▸ TASK ITEM:
Figure out the number of lines in the data that hold the string "icon". Reply with that figure only.

▸ DATA TO PROCESS:
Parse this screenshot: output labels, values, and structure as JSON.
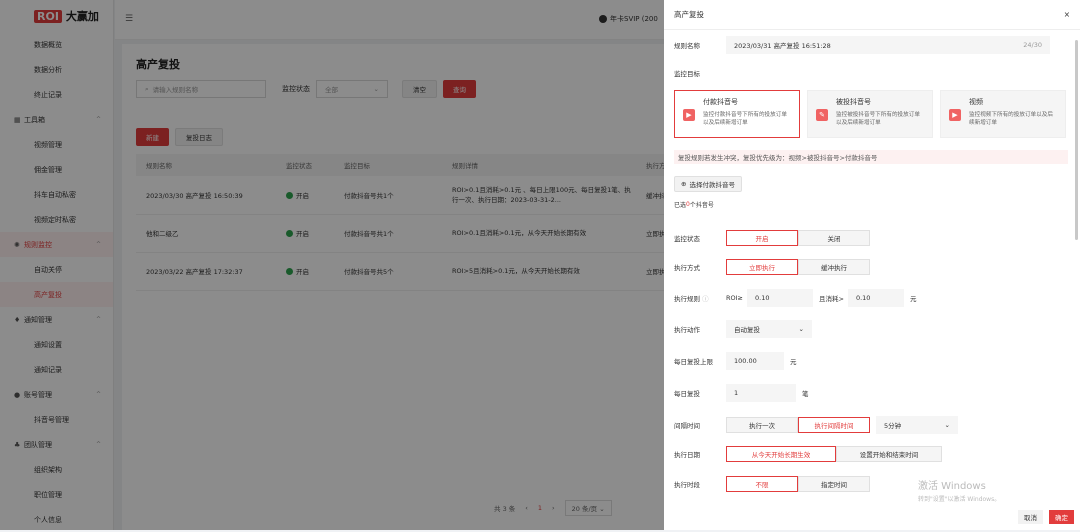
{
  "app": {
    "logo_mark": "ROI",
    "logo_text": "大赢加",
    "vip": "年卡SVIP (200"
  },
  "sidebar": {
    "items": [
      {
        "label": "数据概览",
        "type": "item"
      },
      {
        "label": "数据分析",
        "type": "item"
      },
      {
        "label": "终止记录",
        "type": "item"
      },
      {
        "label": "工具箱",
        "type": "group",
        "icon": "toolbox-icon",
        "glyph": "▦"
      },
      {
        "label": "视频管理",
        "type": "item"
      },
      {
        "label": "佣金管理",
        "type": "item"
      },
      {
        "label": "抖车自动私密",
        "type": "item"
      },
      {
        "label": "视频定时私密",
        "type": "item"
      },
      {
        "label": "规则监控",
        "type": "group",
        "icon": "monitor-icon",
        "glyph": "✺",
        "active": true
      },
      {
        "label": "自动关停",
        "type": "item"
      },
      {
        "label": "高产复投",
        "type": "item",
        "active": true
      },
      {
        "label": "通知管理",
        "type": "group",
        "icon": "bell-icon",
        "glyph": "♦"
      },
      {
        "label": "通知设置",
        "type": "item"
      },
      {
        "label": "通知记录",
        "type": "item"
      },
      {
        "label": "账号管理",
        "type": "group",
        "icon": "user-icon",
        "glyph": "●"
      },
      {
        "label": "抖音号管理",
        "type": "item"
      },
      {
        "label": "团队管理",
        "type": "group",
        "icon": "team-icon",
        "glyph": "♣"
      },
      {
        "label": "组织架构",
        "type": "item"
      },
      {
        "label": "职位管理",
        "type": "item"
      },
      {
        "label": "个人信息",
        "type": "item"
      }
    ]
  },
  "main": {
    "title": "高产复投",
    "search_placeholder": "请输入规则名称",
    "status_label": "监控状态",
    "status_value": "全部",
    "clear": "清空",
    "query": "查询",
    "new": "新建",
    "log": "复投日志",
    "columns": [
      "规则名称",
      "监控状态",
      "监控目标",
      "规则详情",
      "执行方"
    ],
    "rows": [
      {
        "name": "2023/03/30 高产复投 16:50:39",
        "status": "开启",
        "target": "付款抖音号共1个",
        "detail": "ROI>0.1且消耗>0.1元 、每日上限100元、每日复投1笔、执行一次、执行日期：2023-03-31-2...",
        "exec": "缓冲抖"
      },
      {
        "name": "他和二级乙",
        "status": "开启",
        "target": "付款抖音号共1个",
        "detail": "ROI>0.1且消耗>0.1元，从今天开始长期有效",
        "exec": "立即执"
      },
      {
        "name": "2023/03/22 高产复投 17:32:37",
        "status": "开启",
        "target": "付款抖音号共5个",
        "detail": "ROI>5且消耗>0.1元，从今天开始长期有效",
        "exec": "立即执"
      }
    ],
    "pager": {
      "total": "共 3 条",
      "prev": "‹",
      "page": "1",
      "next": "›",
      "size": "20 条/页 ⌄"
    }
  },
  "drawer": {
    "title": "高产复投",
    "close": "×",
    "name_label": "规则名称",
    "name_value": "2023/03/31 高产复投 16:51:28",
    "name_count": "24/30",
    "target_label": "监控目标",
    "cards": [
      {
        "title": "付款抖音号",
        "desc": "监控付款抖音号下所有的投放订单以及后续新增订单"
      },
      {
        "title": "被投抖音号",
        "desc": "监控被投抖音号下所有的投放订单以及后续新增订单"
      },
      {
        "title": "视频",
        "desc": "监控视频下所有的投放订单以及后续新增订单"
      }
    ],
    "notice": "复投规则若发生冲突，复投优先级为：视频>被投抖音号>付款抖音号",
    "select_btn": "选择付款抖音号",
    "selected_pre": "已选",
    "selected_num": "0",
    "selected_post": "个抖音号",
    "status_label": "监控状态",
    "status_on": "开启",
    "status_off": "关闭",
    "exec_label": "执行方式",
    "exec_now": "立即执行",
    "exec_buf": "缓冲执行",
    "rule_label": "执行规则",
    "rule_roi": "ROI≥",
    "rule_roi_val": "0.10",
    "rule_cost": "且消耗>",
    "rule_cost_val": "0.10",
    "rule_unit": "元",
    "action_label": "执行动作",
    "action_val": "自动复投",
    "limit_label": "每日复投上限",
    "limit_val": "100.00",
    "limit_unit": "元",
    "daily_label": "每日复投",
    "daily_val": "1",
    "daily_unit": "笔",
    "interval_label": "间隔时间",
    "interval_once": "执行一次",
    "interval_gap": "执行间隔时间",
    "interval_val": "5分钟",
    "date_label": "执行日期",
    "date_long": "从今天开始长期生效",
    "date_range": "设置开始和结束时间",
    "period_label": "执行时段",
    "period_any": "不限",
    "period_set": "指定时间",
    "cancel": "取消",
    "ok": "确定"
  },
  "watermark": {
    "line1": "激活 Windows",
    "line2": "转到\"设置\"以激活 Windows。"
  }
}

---

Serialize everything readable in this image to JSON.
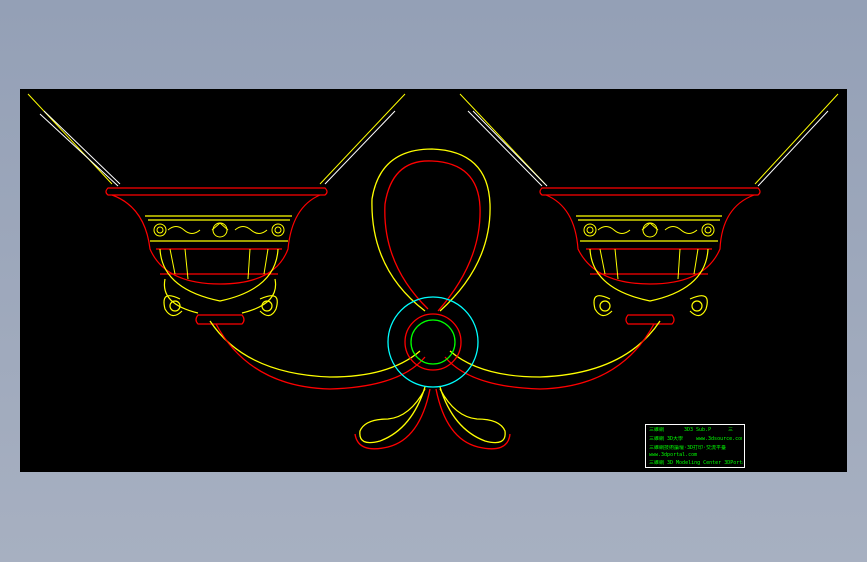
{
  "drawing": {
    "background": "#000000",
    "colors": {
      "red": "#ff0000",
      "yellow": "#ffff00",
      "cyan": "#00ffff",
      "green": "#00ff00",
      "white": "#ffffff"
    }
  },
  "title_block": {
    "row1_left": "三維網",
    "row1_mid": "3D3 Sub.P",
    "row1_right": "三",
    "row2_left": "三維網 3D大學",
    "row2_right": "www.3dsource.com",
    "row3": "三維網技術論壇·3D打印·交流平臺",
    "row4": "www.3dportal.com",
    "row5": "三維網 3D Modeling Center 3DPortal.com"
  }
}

▸ YOUR SOLUTION:
5